With ink on Regents Exams still wet Chancellor Klein announced 70% graduation rates in the 2007 small high school graduating cohort. The New York Times reported on the press conference pointing out the lower percentage of English Language Learners (aka ESL) and Special Education students in the graduating classes.
With cohorts of less than a hundred students, substantial grants from the Gates Foundation and “coaching/mentoring” from the intermediary organizations that the support the schools (i.e., New Visions for Public Schools, the Urban Assembly, International Partnership Foundation, etc.) one would hope that the schools are doing well. Whether these gains can be sustained when the grants and the intermediary organizations are no longer connected to the schools is the key question.
Unfortunately in his rush to herald success the Department is encouraging practices that require close scrutiny.
One of these practices is called “credit recovery.”
Let’s say a kid passes the first two unit tests and fails the next three tests, rather than failing the student the teacher gives the student an “incomplete.” In the summer the student takes a “unique” course: he completes a project that incorporates the three topics that he failed.
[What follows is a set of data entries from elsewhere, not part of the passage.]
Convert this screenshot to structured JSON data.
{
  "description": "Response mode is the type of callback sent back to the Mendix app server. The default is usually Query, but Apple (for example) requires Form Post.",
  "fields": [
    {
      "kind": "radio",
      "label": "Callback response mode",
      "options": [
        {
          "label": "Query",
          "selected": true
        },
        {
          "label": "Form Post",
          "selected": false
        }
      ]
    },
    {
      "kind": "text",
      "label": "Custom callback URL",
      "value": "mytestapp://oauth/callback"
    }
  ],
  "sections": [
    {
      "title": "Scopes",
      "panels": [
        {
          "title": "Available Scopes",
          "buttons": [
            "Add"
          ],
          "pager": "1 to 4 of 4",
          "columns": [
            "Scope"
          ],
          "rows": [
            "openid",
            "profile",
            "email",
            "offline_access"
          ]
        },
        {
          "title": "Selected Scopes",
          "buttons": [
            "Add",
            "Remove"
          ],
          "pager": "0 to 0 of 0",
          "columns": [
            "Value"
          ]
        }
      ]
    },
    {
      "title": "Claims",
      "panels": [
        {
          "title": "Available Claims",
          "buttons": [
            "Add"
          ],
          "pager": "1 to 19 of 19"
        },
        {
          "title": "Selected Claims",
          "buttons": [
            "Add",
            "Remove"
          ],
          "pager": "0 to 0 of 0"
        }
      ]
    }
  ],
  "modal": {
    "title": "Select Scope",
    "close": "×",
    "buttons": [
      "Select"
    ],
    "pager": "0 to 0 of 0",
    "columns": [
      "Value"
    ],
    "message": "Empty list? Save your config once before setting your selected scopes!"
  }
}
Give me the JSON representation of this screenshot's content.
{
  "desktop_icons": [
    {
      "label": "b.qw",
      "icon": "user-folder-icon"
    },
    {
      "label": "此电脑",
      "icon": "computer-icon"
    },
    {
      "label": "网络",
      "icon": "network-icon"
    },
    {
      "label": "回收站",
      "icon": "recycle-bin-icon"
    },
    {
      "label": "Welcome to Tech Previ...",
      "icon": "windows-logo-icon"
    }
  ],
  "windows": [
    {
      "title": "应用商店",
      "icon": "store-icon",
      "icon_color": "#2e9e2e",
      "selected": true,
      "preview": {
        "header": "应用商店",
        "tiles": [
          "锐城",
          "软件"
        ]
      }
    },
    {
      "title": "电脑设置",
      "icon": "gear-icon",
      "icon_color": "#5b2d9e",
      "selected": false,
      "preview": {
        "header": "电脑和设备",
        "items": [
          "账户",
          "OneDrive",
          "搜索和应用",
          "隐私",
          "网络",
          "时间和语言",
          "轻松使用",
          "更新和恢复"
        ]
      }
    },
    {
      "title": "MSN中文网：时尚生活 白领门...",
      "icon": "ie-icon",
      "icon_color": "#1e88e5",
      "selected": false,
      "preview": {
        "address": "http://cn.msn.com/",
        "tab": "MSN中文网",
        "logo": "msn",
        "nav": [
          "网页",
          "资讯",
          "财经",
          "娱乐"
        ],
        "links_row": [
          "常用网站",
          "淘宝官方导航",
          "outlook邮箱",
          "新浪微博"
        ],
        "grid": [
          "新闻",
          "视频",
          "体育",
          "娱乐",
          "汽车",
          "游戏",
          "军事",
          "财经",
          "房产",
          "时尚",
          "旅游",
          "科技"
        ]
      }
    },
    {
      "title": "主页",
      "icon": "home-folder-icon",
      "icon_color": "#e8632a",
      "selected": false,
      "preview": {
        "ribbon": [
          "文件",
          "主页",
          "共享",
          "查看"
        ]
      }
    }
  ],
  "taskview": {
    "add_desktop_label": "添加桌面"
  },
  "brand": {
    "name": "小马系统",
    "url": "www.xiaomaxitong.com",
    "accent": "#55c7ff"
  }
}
The project is deemed satisfactory and the “incomplete” is changed to a passing grade.
This may be a totally satisfactory way to complete a course, and it may not. The School Progress Report “grades” schools on a metric – a key is credit accumulation – and the school “grade” is directly tied to the principal’s rating. In Empowerment the Network Leader is “graded” by the principal …
Is it possible that principals are “crossing the line”?
Is someone overseeing “unique” courses? Is “credit recovery” a valid process to make up failed material or a way to grant credits that student didn’t earn?
Unfortunately, I fear the DOE policy is “don’t ask, don’t tell.”